Mehmet Ali Agca, the Turkish gunman who shot Pope John Paul II, said today he had been forced to invent testimony during the course of his pretrial interrogation because of slanders against him by the Soviet Union and Bulgaria.

The contradictions and other "inventions" in Agca's testimony in his second trial here, compared to his pretrial testimony, have become an important element in the courtroom. At one point today, Judge Severino Santiapichi asked: "How can I understand when you are telling the truth or not?" Both the judge and the prosecutor, who must depend on Agca's testimony against Bulgarian and Turkish codefendants, asked the key witness if he was going to continue to invent testimony.

On trial with Agca are three Bulgarians and four other Turks who are accused of acting as his accomplices.

In court today, Agca also denied allegations that he had been pressured by the Italian Mafia into implicating the Soviet Bloc in the assassination attempt.
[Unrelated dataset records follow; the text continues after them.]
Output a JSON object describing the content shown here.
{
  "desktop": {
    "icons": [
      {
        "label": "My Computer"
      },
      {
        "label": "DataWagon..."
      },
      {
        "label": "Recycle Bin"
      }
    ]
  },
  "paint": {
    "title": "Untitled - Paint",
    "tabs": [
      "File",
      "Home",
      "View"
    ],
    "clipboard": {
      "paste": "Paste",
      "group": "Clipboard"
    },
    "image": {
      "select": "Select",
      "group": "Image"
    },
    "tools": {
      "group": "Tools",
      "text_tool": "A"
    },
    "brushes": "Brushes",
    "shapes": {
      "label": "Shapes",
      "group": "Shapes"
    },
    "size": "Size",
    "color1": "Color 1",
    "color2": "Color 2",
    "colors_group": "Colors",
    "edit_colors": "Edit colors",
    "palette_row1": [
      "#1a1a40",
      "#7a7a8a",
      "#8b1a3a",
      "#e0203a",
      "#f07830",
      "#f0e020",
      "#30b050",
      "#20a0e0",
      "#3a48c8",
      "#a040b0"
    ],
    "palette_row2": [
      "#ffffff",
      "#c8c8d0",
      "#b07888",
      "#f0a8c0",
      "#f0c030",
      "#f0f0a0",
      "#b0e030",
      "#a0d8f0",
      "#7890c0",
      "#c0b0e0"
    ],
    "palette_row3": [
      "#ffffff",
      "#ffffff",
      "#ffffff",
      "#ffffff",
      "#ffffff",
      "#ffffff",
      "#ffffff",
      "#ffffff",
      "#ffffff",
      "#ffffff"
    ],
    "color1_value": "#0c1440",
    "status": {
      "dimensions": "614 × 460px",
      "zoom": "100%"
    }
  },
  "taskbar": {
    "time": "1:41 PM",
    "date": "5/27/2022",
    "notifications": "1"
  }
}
The claim of a "Mafia connection" to Agca's confessions was made in a magazine interview by a former mobster, Giovanni Pandico, who has turned state's evidence in a trial in Naples of suspected gangsters. Pandico told journalists yesterday that the Camorra, as the Neapolitan branch of the Mafia is known, was acting on behalf of a general in the Italian secret service who is now on trial for abuse of office.

Pandico's allegations could be tested in any one of three overlapping court cases now under way in Italy: the Agca trial, the trial of Camorra suspects and the trial of former members of the military branch of the Italian secret service. A so far tenuous link between the three cases is provided by the fact that Agca was held in the same prison as Camorra members, who are in turn alleged by Italian prosecutors to have had dealings with former officials of the secret service.

Soviet Bloc propagandists and leftist Italian newspapers have claimed for some time that Agca was "fed" in prison with details on the Bulgarians he later accused of being his accomplices but that have failed to provide convincing evidence to support the assertions.

Giving evidence today on the eighth day in the witness stand, Agca was pressed by Judge Santiapichi to explain lies and contradictions in his pretrial testimony. He replied by citing Pandico's allegations as an example of the kind of pressures to which he was being subjected.

"The Bulgarians publish false information, the Soviets too. Every day some false news comes out and therefore I am forced to invent things as a way of responding. To inventions, I reply with an invention," Agca said.

The judge asked Agca to explain why he had initially identified an apparent accomplice photographed running away from St. Peter's Square on the day of the May 1981 assassination attempt as Kolev, the alleged code name for Todor S. Aivazov, a Bulgarian defendant. After the Italian media reported that the heavily built Aivazov looked nothing like the slim figure in the picture, Agca changed the identification to a Turkish accomplice, Oral Celik.

"How can I understand when you are telling the truth or not?" Santiapichi asked. "Why did you say it was someone else? I am trying to understand your inventions."

Agca replied by saying he had wanted to protect Celik, a childhood friend, and to respond to the Bulgarians who were slandering him.

After both the judge and the public prosecutor asked Agca if he was continuing to invent testimony in court, the Turk insisted that he was not.

As a defendant in the present trial, Agca is not required to give evidence under oath and cannot be accused of false testimony. After being sentenced to life imprisonment in July 1981 for attempting to murder the pope, he is now being tried on the lesser charge of smuggling a weapon into Italy.

The papal assailant was also questioned closely today about his claim that his Bulgarian accomplices provided a diplomatically sealed truck to allow him and Celik to escape from Rome after the assassination attempt. Agca's credibility during the pretrial investigation was boosted when it was discovered that such a truck had left the embassy shortly after the shooting in St. Peter's Square.

Asked how he and Celik could have been smuggled aboard the truck after it had already been sealed by Italian customs officials, Agca replied: "The Bulgarians are masters at falsifying things."